THE PROBLEM
Copy out all lines from the entries below in which "true" occurs.

━━━━━ AVAILABLE RECORDS ━━━━━

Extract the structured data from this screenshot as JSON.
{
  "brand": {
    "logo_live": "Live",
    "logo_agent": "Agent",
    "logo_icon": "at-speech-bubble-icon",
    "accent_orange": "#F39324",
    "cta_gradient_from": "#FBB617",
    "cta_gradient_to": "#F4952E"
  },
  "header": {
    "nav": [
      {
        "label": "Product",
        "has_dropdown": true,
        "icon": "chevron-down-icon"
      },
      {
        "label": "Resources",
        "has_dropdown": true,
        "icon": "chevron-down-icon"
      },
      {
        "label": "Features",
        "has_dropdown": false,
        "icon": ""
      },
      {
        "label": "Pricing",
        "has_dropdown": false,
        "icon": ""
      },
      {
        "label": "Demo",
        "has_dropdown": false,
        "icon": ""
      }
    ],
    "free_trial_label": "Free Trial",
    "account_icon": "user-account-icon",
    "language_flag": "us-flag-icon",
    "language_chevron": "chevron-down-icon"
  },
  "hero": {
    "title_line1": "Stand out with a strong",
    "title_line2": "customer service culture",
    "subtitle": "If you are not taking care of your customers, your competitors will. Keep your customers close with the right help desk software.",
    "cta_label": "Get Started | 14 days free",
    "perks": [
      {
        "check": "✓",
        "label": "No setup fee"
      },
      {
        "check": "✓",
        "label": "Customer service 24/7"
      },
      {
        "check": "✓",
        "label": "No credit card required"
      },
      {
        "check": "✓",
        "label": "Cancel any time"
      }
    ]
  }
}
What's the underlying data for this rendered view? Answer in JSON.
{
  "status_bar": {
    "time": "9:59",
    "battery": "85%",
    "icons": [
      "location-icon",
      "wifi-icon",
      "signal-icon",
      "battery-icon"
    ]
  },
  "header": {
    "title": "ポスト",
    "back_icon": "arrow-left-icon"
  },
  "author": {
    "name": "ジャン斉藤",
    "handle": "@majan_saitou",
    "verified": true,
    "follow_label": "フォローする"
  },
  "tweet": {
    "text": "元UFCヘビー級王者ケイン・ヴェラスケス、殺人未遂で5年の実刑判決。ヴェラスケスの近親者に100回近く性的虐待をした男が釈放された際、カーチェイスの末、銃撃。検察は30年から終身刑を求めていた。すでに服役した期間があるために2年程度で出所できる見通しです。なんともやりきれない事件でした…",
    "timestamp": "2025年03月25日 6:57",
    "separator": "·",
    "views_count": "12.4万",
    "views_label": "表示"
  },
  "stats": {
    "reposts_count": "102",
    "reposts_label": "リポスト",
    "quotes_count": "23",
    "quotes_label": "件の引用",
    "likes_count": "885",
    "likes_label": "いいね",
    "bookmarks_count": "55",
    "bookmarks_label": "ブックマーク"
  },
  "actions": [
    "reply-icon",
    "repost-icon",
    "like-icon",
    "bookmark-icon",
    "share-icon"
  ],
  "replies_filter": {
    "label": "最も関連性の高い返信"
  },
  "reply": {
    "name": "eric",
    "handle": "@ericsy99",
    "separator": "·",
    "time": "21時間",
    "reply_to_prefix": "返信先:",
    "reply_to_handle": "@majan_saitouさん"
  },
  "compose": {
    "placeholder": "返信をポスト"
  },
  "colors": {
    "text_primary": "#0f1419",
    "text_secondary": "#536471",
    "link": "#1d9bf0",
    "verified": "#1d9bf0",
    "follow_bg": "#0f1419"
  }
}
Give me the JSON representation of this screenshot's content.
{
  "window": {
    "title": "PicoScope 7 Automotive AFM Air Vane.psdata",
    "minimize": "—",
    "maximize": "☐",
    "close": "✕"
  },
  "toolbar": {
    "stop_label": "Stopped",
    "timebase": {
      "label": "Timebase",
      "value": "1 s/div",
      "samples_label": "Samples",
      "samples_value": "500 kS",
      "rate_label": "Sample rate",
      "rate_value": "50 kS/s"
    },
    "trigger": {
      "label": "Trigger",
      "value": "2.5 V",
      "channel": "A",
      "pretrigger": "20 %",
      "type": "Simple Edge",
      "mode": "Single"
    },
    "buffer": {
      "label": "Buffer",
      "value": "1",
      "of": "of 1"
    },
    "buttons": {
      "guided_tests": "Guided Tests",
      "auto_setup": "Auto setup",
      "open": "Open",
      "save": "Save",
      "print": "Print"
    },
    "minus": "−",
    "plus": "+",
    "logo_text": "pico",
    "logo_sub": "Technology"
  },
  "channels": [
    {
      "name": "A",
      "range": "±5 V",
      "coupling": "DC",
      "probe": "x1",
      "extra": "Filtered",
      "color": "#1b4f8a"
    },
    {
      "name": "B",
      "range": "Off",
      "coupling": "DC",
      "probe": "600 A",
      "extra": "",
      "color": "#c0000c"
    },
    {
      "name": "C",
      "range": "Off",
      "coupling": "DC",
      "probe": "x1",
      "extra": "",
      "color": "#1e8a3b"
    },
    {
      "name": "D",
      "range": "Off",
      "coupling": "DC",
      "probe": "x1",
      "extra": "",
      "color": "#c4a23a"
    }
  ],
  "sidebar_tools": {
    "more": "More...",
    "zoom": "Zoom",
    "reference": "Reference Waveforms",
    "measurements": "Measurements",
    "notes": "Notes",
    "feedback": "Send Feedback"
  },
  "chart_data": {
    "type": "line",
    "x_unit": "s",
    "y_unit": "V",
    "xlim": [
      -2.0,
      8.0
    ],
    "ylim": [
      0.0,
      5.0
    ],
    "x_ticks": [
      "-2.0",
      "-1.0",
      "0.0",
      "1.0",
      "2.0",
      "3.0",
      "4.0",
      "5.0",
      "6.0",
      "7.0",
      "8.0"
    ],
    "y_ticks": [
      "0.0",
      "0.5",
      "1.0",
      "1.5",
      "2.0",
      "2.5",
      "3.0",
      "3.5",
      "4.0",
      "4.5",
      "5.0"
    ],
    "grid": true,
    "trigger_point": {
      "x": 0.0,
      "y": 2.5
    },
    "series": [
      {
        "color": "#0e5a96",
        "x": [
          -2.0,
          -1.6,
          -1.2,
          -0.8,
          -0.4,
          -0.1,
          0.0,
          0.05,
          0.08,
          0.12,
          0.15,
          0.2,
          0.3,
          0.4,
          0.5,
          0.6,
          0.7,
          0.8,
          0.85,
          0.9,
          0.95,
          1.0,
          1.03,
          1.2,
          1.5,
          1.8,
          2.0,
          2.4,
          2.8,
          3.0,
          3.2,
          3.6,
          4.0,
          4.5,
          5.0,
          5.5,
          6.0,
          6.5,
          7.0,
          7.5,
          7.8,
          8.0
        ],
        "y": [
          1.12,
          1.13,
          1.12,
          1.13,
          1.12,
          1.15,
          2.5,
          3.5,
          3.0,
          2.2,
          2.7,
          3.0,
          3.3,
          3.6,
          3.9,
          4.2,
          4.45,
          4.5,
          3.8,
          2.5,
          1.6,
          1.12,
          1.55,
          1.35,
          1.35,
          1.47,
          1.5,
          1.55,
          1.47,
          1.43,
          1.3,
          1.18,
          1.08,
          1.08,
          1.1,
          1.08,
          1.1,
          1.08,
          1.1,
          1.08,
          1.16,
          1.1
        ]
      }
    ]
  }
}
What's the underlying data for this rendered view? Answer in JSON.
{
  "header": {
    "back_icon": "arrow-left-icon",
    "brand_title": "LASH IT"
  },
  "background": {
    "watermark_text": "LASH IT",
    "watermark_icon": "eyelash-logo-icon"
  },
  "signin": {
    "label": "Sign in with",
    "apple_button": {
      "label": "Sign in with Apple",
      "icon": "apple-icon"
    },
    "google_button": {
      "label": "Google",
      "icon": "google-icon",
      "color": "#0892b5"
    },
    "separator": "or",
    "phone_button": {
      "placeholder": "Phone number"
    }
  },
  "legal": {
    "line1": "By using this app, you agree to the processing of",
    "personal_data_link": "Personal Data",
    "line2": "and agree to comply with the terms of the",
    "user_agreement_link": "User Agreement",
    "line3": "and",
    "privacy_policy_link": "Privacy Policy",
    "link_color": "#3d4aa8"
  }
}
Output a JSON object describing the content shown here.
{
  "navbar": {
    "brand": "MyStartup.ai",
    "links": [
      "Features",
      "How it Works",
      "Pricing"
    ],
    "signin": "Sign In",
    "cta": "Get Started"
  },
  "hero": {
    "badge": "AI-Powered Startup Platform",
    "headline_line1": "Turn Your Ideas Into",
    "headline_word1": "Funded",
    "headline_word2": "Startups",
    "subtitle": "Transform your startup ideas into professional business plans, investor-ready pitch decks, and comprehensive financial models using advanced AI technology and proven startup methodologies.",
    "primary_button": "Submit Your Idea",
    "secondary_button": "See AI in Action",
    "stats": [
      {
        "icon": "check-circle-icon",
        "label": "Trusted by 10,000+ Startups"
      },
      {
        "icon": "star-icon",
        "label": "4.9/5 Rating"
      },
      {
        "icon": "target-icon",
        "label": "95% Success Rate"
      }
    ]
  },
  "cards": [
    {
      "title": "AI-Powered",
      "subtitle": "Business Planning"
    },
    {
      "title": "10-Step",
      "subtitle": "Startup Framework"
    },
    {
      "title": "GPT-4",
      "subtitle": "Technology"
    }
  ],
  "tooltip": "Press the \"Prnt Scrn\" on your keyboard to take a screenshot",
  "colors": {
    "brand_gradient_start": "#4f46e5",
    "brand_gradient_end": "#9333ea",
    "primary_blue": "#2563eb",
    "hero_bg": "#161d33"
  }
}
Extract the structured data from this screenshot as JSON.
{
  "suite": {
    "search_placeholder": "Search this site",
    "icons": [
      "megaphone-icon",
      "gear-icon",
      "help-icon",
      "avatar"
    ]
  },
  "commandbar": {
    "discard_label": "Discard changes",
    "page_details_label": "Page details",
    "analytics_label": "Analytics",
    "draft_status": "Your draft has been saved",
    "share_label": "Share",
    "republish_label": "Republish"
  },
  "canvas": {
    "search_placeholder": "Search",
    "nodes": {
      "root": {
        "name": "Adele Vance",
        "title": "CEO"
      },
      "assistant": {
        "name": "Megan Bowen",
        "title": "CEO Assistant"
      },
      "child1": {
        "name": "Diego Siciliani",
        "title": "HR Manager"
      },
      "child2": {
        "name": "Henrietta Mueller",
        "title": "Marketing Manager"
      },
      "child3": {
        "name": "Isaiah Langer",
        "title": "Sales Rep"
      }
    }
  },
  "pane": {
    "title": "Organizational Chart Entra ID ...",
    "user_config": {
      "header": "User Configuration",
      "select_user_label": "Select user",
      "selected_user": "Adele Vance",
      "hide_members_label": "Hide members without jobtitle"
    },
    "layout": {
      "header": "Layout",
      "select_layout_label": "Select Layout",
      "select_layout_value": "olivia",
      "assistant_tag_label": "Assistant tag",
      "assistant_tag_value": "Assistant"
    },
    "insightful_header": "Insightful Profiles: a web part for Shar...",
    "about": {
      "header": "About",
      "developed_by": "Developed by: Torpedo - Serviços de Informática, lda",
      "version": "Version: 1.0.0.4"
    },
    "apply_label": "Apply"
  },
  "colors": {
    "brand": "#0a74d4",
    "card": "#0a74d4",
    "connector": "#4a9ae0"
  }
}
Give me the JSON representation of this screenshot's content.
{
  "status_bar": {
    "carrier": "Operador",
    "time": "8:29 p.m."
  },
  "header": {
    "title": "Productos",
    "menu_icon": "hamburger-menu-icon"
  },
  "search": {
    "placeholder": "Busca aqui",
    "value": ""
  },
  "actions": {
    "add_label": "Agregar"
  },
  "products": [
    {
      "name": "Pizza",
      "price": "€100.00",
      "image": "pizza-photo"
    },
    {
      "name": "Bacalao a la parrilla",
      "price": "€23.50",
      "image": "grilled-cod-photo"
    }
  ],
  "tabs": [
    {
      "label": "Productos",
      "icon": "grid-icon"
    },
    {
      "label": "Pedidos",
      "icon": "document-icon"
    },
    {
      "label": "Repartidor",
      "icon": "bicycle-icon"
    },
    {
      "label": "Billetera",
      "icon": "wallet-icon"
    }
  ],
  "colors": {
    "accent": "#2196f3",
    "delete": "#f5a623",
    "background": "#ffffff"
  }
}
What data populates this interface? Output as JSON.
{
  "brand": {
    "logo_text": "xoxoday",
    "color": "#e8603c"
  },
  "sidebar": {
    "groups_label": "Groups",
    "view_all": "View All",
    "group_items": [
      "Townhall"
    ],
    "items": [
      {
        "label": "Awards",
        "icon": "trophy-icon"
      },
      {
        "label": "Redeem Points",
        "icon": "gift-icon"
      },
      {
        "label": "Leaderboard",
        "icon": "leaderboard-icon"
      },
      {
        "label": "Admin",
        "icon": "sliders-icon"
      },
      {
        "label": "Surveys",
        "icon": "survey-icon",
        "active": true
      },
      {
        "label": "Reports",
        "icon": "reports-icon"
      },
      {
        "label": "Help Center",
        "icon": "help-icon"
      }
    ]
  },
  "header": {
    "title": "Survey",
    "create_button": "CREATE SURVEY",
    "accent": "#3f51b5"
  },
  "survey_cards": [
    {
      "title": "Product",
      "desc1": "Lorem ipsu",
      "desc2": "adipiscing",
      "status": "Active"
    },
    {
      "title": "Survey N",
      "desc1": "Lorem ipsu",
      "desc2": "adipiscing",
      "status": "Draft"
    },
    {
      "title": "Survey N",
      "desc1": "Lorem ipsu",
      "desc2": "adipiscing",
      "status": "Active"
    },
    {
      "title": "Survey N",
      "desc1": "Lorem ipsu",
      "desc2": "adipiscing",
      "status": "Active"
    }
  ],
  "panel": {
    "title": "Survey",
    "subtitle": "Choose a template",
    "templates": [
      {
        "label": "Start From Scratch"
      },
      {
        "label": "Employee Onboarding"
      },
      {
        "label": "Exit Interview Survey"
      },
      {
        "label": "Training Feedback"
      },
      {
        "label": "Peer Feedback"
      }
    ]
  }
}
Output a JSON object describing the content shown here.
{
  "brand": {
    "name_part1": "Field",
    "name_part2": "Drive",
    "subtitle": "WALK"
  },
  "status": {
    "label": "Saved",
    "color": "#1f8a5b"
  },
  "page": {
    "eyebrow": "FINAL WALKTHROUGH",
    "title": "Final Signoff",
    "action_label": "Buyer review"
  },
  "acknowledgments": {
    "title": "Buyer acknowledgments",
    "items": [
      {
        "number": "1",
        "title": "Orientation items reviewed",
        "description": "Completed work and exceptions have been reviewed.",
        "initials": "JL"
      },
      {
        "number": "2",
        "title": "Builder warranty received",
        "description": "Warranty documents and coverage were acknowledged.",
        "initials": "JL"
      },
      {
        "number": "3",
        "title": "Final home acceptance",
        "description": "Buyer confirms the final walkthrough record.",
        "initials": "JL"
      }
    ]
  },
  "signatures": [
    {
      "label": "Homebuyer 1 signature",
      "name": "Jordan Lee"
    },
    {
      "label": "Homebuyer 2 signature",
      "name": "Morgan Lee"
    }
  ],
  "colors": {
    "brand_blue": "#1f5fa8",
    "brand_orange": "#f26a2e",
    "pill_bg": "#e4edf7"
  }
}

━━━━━

ANSWER TO THE EXERCISE
        "has_dropdown": true,
        "has_dropdown": true,
    "verified": true,
    "grid": true,
        "active": true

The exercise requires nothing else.